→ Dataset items
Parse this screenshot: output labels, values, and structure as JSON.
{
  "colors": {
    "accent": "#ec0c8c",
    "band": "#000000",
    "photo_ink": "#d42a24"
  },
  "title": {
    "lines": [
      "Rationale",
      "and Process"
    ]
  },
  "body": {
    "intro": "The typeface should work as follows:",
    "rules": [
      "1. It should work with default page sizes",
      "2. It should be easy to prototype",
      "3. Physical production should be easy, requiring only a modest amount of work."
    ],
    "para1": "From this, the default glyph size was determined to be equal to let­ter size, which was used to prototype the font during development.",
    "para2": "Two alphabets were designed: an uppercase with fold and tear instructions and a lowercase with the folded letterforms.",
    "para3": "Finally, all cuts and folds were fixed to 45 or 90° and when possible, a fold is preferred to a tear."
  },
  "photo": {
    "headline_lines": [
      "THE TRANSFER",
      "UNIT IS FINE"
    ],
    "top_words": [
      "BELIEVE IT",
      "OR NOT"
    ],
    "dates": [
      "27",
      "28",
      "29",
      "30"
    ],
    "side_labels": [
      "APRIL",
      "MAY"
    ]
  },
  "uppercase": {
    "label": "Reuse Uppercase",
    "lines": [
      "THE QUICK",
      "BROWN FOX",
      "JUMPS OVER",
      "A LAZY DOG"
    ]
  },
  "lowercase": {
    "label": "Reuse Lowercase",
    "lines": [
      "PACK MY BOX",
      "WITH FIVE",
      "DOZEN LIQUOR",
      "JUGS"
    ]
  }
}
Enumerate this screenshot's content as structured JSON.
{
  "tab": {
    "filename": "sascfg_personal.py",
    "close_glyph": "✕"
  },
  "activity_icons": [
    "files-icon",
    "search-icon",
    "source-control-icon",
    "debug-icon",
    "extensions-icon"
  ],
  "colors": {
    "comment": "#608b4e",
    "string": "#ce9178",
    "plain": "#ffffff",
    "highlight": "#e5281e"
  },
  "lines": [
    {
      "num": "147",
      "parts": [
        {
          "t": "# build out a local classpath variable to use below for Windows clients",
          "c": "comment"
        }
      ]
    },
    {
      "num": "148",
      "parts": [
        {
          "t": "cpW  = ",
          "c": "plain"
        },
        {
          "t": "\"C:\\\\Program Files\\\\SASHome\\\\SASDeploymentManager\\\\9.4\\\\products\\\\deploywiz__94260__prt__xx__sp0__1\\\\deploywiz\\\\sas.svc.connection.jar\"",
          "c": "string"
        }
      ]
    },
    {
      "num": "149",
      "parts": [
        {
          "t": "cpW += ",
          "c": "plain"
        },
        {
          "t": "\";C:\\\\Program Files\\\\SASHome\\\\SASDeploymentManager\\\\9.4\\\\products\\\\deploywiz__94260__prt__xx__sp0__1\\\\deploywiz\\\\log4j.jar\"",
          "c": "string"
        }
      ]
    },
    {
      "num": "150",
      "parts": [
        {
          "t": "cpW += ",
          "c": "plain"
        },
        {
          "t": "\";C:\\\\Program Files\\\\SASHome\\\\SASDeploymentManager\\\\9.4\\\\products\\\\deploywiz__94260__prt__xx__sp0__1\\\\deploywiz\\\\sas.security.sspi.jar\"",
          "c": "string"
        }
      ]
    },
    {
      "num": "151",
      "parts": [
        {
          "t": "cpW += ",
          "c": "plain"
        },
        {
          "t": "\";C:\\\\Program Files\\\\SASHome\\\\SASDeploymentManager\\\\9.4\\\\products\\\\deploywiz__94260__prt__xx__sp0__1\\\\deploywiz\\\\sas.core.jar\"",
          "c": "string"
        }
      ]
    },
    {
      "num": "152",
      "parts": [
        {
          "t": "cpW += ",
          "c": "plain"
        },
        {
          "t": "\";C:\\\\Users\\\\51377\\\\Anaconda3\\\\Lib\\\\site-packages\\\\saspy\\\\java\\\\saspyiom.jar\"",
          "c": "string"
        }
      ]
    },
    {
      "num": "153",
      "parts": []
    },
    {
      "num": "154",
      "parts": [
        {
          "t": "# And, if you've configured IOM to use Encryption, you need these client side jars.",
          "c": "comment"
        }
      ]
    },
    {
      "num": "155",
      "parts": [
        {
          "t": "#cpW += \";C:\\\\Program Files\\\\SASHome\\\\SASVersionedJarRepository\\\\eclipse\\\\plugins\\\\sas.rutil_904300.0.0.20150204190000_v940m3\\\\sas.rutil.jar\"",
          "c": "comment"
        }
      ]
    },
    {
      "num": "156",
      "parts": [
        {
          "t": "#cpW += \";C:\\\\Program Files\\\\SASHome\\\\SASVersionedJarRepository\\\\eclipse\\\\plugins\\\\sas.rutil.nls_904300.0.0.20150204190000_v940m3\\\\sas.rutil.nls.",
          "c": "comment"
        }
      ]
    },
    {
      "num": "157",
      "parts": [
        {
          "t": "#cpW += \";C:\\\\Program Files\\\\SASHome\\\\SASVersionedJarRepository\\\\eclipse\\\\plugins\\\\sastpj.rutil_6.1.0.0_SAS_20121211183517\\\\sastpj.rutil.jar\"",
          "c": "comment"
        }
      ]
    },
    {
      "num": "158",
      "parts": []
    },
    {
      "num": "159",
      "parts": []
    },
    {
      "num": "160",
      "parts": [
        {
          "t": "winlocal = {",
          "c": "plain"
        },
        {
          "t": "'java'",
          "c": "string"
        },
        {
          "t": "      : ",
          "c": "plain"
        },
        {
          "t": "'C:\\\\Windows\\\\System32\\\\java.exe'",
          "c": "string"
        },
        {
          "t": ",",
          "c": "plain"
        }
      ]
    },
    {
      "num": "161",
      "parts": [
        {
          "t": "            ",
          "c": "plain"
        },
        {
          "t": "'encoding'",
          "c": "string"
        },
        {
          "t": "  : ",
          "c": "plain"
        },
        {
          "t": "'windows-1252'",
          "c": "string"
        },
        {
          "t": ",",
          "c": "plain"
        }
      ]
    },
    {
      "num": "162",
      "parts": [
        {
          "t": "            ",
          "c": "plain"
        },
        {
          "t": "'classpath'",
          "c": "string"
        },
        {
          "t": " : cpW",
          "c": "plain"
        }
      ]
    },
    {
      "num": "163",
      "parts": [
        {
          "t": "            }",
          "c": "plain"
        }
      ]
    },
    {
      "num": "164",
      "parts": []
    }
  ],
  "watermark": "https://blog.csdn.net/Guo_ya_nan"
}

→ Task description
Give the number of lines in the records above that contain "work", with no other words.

→ Written response
3